Ent’s fastest growth came in the 1980s as it took advantage of federal rules that allowed credit unions to add employer groups unrelated to its original membership group. The credit union eventually would serve more than 600 employer groups.
Ent also merged with four other credit unions, further fueling its growth.
But that rapid growth also led to a major financial mess in the late 1990s. Ent had failed to properly debit withdrawals from automatic teller machines, prompting the credit union to later withdraw $1 million from member accounts to fix the problem. Former Ent CEO Randy Bernstein said the credit union had grown too quickly and its computer system couldn’t keep up, forcing Ent to spend $3 million on a new system to fix the problem.

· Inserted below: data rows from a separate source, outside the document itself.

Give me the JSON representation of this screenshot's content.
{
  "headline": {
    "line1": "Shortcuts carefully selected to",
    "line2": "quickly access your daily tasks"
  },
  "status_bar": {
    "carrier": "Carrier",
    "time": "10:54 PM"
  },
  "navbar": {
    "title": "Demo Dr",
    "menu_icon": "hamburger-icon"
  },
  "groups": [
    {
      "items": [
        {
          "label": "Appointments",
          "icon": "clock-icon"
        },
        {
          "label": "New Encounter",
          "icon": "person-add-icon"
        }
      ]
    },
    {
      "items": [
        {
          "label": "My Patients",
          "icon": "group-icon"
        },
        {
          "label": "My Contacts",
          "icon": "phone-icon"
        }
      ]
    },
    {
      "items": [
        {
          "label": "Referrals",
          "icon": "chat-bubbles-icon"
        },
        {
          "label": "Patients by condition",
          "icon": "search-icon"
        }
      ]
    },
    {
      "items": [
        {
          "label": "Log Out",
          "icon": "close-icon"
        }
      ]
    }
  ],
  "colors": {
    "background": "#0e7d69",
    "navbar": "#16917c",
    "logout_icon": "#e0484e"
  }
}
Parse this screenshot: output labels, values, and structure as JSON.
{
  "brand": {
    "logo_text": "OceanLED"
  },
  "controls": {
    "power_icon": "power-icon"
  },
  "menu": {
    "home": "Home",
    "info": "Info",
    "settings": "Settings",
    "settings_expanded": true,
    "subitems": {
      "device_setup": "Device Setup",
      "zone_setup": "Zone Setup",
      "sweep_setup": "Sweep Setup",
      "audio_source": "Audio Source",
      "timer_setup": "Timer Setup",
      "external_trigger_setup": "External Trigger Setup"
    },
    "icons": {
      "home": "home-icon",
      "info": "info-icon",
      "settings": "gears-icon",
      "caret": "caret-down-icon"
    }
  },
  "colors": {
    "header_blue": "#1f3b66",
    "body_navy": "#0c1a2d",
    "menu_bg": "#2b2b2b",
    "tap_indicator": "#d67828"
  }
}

That same year, Ent shifted to a new federal charter that allowed it to serve anyone living, working or going to school or church in El Paso County. Another series of mergers extended Ent’s reach into Denver and Pueblo, and two years ago, Ent won approval to expand into Fremont County, three additional Denver area counties and parts of Adams and Weld counties.
Just months later, Bellco Credit Union, Colorado’s second-largest credit union after Ent, expanded into El Paso County but hasn’t opened any branches here. Just last month, Ent added six more counties, including the rest of Adams and Weld counties plus Larimer County, increasing its potential reach to more than 4.5 million people.
“We don’t view other credit unions as competitors. There is plenty of banking business to go around. While we do target bank customers, we don’t target members of other credit unions,” Graves said. “Slow, steady and sustainable growth over the long term is our goal so we can keep our members’ deposits safe.”
Ent now has assets totaling $5.46 billion, deposits totaling $4.53 billion and loans totaling $4.42 billion. If the credit union keeps growing at its current rate, it will pass Bank of the West by June 30 to become Colorado’s fifth-largest financial institution — after financial giants Wells Fargo Bank, U.S. Bank, FirstBank and JPMorgan Chase Bank.
Contact Wayne Heilman: 636-0234